■ **Task item**: Every line of the records below that holds the word "Chhattisgarh" belongs in the answer.

■ **Data under study**:
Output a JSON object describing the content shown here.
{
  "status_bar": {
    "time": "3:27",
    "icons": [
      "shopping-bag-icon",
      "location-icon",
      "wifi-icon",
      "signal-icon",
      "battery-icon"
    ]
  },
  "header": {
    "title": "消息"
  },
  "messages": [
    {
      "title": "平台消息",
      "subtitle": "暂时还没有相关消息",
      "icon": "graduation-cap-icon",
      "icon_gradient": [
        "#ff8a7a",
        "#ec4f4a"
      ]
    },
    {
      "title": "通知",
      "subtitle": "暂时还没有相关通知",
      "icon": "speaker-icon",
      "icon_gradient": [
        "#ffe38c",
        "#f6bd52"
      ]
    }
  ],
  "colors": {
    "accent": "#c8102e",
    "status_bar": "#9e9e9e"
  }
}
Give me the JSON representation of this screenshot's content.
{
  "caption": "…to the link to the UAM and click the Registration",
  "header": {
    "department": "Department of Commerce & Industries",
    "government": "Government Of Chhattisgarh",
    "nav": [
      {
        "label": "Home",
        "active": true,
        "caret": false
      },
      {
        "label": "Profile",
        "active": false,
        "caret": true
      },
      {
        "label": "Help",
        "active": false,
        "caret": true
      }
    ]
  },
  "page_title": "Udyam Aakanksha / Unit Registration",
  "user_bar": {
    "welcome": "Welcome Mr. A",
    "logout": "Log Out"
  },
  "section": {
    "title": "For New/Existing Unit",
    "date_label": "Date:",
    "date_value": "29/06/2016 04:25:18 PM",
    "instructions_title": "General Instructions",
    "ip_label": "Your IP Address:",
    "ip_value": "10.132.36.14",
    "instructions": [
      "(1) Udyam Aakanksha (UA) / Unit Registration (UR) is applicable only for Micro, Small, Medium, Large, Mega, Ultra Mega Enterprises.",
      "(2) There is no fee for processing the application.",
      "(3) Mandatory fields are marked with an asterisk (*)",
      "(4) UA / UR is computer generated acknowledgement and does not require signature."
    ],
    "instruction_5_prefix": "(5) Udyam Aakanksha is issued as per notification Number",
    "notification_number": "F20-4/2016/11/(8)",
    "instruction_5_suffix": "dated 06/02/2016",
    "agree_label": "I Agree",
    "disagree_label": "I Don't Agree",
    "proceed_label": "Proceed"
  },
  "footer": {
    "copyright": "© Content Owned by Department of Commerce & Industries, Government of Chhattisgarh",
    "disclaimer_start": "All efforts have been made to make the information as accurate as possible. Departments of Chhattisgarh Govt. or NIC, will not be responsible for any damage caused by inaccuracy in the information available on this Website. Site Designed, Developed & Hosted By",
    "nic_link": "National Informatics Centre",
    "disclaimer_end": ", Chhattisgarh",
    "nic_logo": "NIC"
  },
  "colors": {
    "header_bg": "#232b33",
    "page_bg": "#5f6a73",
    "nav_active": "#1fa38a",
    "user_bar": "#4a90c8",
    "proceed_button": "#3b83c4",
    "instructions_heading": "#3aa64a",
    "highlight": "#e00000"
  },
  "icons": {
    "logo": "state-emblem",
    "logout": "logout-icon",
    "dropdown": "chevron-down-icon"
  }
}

■ **Answer to this problem**:
    "government": "Government Of Chhattisgarh",
    "copyright": "© Content Owned by Department of Commerce & Industries, Government of Chhattisgarh",
    "disclaimer_start": "All efforts have been made to make the information as accurate as possible. Departments of Chhattisgarh Govt. or NIC, will not be responsible for any damage caused by inaccuracy in the information available on this Website. Site Designed, Developed & Hosted By",
    "disclaimer_end": ", Chhattisgarh",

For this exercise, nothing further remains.